Colorado has an interesting history. During a blizzard in 1806, Zebulon M. Pike tried to climb to the top of the best-known Rocky Mountain peak in Colorado. It was 14,110 feet above sea level. However, his crew didn't have enough warm clothing or rations and was forced to turn back. The mountain's peak was named "Pike's Peak" after him and was described as unscalable by Pike. Fourteen years later, in 1820, Dr. Edwin James accomplished what Pike couldn't; he reached the top.
"Pikes Peak or Bust!" Prospectors wrote that on their wagons in 1859 as they headed for gold mines in Colorado. The state's mountains and plateaus are filled with gold, silver, and other minerals. Today, however, petroleum, is the state's most important mineral product.

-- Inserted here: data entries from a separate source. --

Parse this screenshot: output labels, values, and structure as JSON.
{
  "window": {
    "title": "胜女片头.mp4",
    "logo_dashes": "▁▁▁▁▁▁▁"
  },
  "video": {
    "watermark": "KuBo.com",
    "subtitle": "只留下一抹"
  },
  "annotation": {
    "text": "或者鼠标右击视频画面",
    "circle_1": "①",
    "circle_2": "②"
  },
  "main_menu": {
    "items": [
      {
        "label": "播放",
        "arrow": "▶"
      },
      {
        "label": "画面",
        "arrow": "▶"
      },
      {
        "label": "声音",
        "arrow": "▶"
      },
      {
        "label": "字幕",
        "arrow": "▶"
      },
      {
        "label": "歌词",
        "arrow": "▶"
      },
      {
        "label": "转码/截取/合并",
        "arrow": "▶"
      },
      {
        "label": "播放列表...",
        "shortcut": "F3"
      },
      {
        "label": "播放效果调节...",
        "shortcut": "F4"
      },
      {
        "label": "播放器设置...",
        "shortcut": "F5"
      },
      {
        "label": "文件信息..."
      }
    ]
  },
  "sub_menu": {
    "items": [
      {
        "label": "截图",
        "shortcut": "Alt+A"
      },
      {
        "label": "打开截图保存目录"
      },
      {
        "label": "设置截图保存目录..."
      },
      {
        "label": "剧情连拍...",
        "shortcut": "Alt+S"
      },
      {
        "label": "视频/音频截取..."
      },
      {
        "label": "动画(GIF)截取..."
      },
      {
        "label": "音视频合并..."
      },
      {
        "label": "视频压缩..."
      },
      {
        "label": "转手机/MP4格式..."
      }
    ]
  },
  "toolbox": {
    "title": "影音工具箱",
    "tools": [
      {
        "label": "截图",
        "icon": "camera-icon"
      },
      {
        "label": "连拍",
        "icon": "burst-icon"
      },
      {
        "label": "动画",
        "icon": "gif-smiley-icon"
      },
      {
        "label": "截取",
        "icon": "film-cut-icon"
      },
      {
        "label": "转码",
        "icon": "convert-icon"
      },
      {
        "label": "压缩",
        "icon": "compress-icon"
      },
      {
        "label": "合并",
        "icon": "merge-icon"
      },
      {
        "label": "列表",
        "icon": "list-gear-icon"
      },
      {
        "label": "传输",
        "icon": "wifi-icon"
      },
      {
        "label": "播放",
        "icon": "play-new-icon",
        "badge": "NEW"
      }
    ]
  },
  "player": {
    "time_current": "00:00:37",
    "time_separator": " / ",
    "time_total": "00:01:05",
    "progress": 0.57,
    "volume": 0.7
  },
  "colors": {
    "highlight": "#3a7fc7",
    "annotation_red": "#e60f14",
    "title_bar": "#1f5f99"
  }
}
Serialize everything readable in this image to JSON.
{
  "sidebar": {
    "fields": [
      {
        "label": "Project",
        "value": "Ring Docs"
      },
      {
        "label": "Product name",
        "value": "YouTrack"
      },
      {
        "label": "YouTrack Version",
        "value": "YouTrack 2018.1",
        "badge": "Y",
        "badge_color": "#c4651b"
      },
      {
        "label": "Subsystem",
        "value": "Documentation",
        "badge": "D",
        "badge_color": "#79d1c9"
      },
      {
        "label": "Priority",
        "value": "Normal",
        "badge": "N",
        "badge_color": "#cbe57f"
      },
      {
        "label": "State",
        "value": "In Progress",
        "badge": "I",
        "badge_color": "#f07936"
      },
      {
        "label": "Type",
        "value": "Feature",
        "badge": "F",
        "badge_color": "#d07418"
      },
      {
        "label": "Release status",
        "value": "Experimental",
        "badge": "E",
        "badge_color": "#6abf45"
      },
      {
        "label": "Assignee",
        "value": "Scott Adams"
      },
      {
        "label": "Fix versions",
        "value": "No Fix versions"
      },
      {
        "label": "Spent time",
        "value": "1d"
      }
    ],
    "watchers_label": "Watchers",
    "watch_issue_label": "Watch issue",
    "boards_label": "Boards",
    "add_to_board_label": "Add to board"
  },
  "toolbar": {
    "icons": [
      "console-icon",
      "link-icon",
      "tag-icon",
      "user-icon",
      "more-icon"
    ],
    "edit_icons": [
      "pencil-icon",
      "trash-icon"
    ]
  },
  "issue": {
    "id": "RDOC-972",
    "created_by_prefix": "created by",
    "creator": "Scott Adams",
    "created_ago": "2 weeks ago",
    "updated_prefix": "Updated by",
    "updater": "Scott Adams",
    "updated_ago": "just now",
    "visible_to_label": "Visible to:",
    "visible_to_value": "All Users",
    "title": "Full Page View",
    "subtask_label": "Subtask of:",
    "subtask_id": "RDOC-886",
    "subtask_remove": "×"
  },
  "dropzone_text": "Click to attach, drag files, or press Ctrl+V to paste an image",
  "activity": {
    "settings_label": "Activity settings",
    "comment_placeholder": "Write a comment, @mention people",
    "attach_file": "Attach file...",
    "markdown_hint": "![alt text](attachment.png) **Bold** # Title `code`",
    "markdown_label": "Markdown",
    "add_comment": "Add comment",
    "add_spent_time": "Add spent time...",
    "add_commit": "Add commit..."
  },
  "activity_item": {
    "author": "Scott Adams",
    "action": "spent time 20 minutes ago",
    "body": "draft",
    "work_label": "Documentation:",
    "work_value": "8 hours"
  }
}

Colorado is named after the Colorado River. Its name means "colored red" in Spanish. The river was named this because of the many colorful rock formations seen in the state's mountains and western plateaus. Colorado's nickname is the "Centennial State" because it joined the Union on the 100th anniversary of the Declaration of Independence. The abbreviation for Colorado is CO.
Colorado is a Rocky Mountain state bordered by Wyoming to the north, Kansas to the east, New Mexico to the south, and Utah to the west. The state is famous for its elevation. Its average elevation, at over one mile above sea level, is the highest in the nation. Denver, the capital and largest city, is known as the "Mile High City." The Denver Broncos, a National Football League team, play in Mile High Stadium. This forces football players to use oxygen masks because the stadium's air is so thin.
Speaking of heights, Colorado has 51 of the 80 highest North American peaks. The Rocky Mountains run through the state. The Continental Divide, which separates rivers that flow into the Gulf of Mexico from those that flow into the Pacific Ocean, cuts through Colorado's Rocky Mountain National Park. The sources of many rivers, including the Rio Grande, Colorado, Arkansas, and South Platte rivers, are in Colorado. And in the state, one can travel across the world's highest suspension bridge and gaze down more than 1,000 feet at the state's spectacular canyon, Royal Gorge.
Even though, the state is known for its great elevations, it's not all mountains. The eastern third of the state is part of the Great Plains. Hay, wheat, potatoes, corn, and sugar beets are all grown in this section of Colorado. Colorado's Rocky Mountain mines are the nation's leading producer of molybdenum, which is used to harden steel.
Colorado is a main transportation and distribution center for the Rocky Mountain region. This is because it is located about halfway between the major cities in California and the Midwest. Because of its location, many large banks and manufacturing companies have established branch offices in the state. The United States Government owns more than a third of Colorado's land, where it controls grazing, mining, and logging.
If you like war planes, Colorado could be the state for you. The United States Air Force Academy and defense headquarters are located in the state. The North American Aerospace Defense Command is located 1,200 feet underground in Cheyenne Mountain, near Colorado Springs.
The beautiful scenery of the Rockies and the state's cool, pleasant summer climate have made Colorado a favorite of tourists. Aspen is a world famous ski resort. Estes Park, Steamboat Springs, Vail, and Colorado Springs, are also popular resorts. And for any fan of the movie "Jurassic Park," Colorado shares Dinosaur National Monument with Utah. It has thousands of dinosaur bones from the Jurassic period. And one can also see prehistoric cliff dwellings built by the Anasazi, an early Indian tribe, in Mesa Verde National Park.